▶ Directions for this task:
For this exercise, output the line holding "Convert this screenshot" and all subsequent lines of the entries below, unchanged, up to and including the last.

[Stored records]
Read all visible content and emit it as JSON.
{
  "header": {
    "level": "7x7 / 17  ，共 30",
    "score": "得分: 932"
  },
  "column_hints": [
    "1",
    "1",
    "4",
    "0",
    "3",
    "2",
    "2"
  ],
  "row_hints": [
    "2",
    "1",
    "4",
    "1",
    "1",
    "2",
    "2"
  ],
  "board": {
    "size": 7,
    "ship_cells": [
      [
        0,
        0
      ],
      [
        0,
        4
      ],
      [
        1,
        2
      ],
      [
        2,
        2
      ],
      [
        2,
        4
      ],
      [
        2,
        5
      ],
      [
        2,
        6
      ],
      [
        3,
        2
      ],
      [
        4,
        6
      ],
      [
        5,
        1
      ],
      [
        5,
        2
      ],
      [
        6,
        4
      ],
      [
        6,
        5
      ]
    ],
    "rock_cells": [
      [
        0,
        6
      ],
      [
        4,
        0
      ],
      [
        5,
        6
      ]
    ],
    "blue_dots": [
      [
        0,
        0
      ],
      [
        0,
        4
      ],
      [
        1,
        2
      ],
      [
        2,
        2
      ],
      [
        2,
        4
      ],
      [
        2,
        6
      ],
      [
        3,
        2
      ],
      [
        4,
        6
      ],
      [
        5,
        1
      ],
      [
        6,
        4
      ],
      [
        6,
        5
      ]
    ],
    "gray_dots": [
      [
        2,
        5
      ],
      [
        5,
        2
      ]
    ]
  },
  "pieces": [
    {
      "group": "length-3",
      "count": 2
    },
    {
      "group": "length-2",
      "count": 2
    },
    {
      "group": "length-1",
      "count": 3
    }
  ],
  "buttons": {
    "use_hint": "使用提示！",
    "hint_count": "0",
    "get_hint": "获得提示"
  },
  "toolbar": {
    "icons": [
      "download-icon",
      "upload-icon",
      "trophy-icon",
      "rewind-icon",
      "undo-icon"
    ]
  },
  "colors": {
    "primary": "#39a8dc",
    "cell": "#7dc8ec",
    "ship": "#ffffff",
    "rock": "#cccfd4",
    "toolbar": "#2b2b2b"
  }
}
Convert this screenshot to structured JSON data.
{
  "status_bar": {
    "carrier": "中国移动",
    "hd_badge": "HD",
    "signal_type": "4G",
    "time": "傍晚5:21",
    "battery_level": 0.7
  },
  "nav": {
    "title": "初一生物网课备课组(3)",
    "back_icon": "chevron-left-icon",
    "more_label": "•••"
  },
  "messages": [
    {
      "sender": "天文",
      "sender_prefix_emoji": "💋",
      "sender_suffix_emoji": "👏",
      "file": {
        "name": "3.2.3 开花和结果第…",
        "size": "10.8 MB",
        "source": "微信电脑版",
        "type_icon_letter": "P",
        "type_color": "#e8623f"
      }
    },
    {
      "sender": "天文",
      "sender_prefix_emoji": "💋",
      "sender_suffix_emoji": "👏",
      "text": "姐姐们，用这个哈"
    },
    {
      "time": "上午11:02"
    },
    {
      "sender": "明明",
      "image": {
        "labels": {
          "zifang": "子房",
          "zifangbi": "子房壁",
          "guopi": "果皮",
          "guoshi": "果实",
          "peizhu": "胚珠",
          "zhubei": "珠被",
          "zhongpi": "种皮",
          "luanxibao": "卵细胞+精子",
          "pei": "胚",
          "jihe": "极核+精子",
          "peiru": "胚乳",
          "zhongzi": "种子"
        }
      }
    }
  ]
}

▶ Exercise output:
Convert this screenshot to structured JSON data.
{
  "status_bar": {
    "carrier": "中国移动",
    "hd_badge": "HD",
    "signal_type": "4G",
    "time": "傍晚5:21",
    "battery_level": 0.7
  },
  "nav": {
    "title": "初一生物网课备课组(3)",
    "back_icon": "chevron-left-icon",
    "more_label": "•••"
  },
  "messages": [
    {
      "sender": "天文",
      "sender_prefix_emoji": "💋",
      "sender_suffix_emoji": "👏",
      "file": {
        "name": "3.2.3 开花和结果第…",
        "size": "10.8 MB",
        "source": "微信电脑版",
        "type_icon_letter": "P",
        "type_color": "#e8623f"
      }
    },
    {
      "sender": "天文",
      "sender_prefix_emoji": "💋",
      "sender_suffix_emoji": "👏",
      "text": "姐姐们，用这个哈"
    },
    {
      "time": "上午11:02"
    },
    {
      "sender": "明明",
      "image": {
        "labels": {
          "zifang": "子房",
          "zifangbi": "子房壁",
          "guopi": "果皮",
          "guoshi": "果实",
          "peizhu": "胚珠",
          "zhubei": "珠被",
          "zhongpi": "种皮",
          "luanxibao": "卵细胞+精子",
          "pei": "胚",
          "jihe": "极核+精子",
          "peiru": "胚乳",
          "zhongzi": "种子"
        }
      }
    }
  ]
}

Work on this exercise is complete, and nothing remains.